The objective of the lesson is to have students observe the dynamics of communication. It contains elements of body language, emotional charge, word choice, tone, pace, inflection, the speaker’s perception and so on. It is a much evolved skill to listen cleanly and objectively.
Tell the class that they are going to doing a “Listening Mirrors “exercise – trying to be a Mirrors or video recording to the students speaking. They are to listen without interrupting the description from student designated as speakers and they need to observe and copy every detail of tone of voice, posture, and pace of words, word choice and emotional intensity. Then divide the class into teams of three students each by counting off: one, two, and three… and so on. In the first round, the students counted as ONE’s speak, TWOs listen, and the THREEs observe for accuracy. Then switch until each has had a turn at the different roles.
Ask the class to think about an event that made them very sad, angry or frustrated. Let the group process and visualize that moment in time for a minute or two. Then give time about 2 minutes for the Speakers to tell their story, 2 minutes for the Listeners to repeat the story, and lastly have the observers give feedback to on the accuracy of the repetition.
Because this lesson can get rather noisy you may want to send kids into corners, or the hallways to do it. Have the observers keep track of the time. Each complete set might be about 12 minutes- moving rather quickly. When the class has regrouped, have one member from each team – share out what they learned, heard or observed… Try to draw some conclusions or principles such as,
“It is important to _____” not change the words”

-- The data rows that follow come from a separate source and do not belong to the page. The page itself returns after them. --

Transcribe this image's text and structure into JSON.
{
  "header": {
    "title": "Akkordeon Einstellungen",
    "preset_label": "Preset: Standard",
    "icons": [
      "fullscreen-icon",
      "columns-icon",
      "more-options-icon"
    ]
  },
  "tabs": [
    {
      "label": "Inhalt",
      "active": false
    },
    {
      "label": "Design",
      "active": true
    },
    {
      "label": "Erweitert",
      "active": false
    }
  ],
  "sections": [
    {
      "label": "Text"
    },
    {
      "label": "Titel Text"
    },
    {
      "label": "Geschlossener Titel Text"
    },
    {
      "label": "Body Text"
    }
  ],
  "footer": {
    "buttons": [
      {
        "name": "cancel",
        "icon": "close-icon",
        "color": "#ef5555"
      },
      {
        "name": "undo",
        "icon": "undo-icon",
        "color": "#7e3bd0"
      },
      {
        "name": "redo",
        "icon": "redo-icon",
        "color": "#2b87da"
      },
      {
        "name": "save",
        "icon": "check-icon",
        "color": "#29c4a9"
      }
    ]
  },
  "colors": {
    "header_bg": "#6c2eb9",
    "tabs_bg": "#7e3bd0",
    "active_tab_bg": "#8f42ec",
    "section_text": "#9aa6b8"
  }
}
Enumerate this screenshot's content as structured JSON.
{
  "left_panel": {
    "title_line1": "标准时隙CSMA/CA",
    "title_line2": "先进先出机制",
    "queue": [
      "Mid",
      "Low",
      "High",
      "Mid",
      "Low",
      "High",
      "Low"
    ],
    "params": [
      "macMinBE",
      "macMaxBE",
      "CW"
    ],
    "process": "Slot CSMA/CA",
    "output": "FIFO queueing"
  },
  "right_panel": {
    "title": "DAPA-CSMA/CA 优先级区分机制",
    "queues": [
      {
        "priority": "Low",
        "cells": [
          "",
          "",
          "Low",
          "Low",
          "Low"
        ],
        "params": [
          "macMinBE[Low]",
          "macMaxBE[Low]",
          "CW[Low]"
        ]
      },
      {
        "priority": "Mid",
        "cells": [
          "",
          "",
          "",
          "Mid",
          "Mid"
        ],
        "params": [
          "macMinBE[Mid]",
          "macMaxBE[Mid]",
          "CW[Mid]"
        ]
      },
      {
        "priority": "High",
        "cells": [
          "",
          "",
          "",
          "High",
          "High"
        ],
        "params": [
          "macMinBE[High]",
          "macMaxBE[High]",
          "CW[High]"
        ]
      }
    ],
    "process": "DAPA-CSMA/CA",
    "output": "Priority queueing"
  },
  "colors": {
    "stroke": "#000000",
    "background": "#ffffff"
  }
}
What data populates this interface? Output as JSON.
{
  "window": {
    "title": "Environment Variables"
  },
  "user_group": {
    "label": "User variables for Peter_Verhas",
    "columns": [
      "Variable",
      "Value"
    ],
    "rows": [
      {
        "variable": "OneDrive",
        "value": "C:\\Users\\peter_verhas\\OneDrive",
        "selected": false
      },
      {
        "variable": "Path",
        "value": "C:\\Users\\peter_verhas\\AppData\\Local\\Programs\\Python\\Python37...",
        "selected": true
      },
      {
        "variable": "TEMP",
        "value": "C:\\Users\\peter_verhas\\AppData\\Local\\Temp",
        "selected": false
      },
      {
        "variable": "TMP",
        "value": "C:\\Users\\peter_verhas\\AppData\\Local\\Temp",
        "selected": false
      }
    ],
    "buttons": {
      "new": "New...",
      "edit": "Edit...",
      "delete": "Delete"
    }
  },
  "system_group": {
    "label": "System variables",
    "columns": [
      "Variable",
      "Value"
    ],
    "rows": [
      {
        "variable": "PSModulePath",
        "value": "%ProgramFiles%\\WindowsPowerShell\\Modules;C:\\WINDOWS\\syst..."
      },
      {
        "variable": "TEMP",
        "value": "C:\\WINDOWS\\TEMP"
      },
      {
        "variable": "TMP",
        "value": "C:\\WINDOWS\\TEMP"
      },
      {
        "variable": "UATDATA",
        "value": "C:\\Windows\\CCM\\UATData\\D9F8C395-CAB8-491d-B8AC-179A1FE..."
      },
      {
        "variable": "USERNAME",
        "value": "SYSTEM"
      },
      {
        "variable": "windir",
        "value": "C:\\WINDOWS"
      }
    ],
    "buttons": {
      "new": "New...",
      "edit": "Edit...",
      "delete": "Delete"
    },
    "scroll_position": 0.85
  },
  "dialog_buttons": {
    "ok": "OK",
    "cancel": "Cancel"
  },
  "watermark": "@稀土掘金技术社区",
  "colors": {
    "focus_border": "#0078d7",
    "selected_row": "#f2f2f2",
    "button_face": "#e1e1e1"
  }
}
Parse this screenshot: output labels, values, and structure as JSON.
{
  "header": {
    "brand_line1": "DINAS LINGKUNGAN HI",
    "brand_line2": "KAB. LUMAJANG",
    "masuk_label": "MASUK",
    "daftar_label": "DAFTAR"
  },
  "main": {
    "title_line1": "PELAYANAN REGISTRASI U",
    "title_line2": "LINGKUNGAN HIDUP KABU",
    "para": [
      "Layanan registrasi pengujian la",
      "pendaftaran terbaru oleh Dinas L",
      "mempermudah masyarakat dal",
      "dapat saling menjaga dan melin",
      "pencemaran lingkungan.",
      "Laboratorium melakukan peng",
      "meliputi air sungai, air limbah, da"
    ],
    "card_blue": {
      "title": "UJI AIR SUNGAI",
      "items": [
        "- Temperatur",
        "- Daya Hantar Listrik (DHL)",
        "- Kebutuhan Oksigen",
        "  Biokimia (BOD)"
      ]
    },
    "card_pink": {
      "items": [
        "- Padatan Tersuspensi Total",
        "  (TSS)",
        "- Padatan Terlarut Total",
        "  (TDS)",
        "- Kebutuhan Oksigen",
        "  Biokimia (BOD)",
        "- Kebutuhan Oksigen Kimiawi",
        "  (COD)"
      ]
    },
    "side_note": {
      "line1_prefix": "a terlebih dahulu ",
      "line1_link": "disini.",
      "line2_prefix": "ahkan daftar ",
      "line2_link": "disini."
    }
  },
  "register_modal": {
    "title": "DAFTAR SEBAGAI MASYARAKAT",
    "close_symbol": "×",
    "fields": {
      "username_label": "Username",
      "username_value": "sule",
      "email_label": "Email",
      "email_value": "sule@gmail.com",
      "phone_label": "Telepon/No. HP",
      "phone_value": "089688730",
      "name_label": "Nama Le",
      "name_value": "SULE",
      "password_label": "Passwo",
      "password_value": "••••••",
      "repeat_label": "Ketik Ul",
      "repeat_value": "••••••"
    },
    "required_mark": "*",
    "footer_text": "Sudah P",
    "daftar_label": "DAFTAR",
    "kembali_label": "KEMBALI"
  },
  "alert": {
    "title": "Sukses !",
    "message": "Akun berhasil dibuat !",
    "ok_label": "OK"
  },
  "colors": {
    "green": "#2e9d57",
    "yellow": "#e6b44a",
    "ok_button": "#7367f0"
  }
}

The tone of voice makes a difference.
An extension of this practice might be that – when a student is not explaining the story well and/or the repetition is not accurate – the observer asks a question to the speaker and or coaches the partners… to clarify the intent, meaning and intensity.
How “mindfulness” improves orientation
The pause practice, the stop exercise or a moment of REST at the beginning of a task provides a way to settle the nervous system, sets up orientation to time, place and offers mental clarity before the anticipated activity. When a student has a chance to clean the mental white board, it is an opportunity to dissolve residual tensions or attachments from the prior activity and simultaneously grounds the student in the here and now. During the STOP the body is used as an anchor for awareness and then students expands that awareness to include the play of air on the face, their weight in the chair, listening out into the room, including the group or any other sounds. This gives students a much needed and often welcomed respite. With the stop Exercise – there is a cessation of all social and cognitive demands – it is just REST. Mindfulness: encourages student to be awake to their current task and situation with a one or two minute pause at the beginning of a class. A sharply delineated end to that and a beginning to this gathers the fullness of potential energy and points it to now.